Home education is becoming an increasingly popular option for families in Worcestershire and we have a growing community that are able to offer each other support. Between us we have years of experience in educating children of all ages and are able to organise and put on a range of activities.
We hold meetings usually at least weekly, throughout term time at various locations round the county-for example:
- Social gatherings occur monthly in North Worcestershire for all ages, with both indoor and outdoor games plus organised activities such as climbing/zip-wires/grass sledging for 8+.
- Monthly meeting in Worcester with games, music and crafts for all ages.
- Monthly social meeting in south Worcestershire, including indoor and outdoor games, group music session and a drama group.
- Bowling or Ice skating most months.
- "Education group" workshops organised regularly. Recent workshops have include: Marvellous Mosaics' 'Gunpowder plot' 'Medieval life', 'Making Music' and 'Creative Writing.
We also meet up with people from neighbouring counties and many of us go along to the national camps and gatherings that are organised by home educators throughout the year.

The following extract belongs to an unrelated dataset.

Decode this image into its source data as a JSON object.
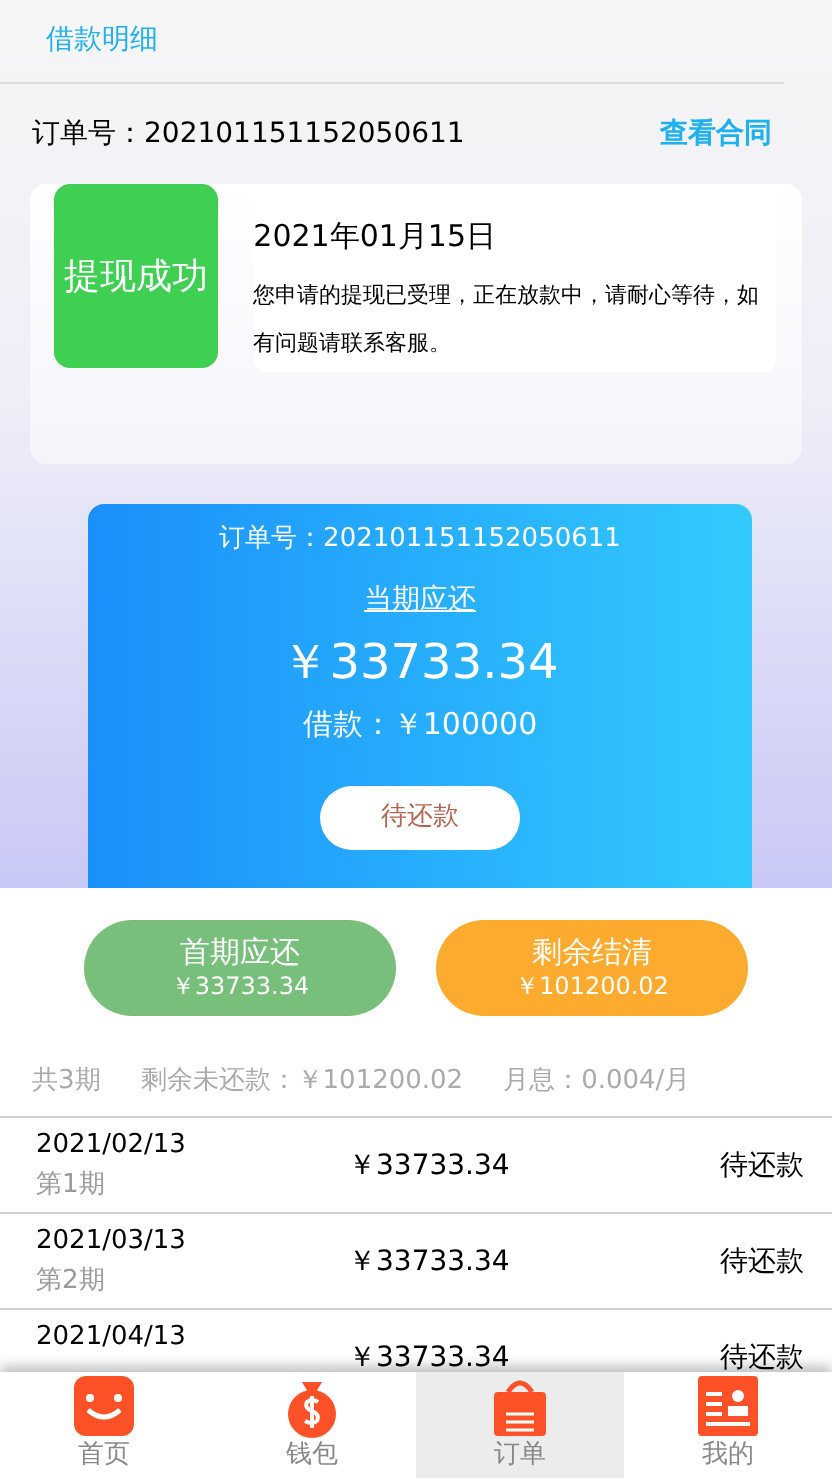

We have a Worcestershire Home Educators Newsletter (WHEN) that lists all of the activities for the coming month and run a Worcestershire Home Educators Internet support list.
Contact us on: email@example.com
E-safety (Online Safety)
Online Activity (phones, computers) can be a serious risk to children: The use of technology has become a significant component of many safeguarding issues. Child sexual exploitation; radicalisation; sexual predation – technology often provides the platform that facilitates harm. With the right support, education and safety measures in place the internet and new technologies can also bring great benefits but we must all be vigilant
PACE (parents against child exploitation) UK is
a useful website to engage parents with safety issues. www.paceuk.info/
This is the Child Exploitation and Online
Protection (CEOP) Centre. It’s a one stop shop for most information about online safety.
http://educateagainsthate.com/ - This is the
government website to help parents and professionals understand the risks of children
and young people being radicalised by
extremists online and how to keep children safe
www.internetmatters.org – A great site for
helping parents keep their children safe online.
We have some useful self-help guides/leaflets available for you to access online. The guides are available for you to read online. The self-help guides can be accessed by typing the below link into your URL and selecting ‘Self Help Guides’: www.hacw.nhs.uk/a-to-z/letter-s/
Rethink Mental Illness
Mental Health Foundation
Bullying (including cyberbullying)/ Child death/suicide/prevention
Cyberbullying is using the internet, email, online games or any digital technology to threaten, tease, upset or humiliate someone else.
If the police consider a message or post to be potentially criminal, they will take appropriate action.This could involve arresting the person responsible or interviewing them under caution. Cases involving sustained abuse or where someone’s life is threatened will be treated seriously. The police will consider all of the circumstances when considering the best response to a report of cyber bullying.They will assess how vulnerable the victim is and what resources are required to trace the offender via social networking sites that often operate abroad and to different legislation. In certain cases it may be difficult to take action if the offender isn’t in the UK.They will work with the victim to bring about the most suitable and proportionate conclusion, this will include alternative options that include the officer in the case using their discretion and working with the offender to record an apology to the victim.
KidScape: Our resources provide information on issues surrounding bullying, online and personal safety. They can be used directly by young people and parents, as well as in the classroom within schools and youth organisations.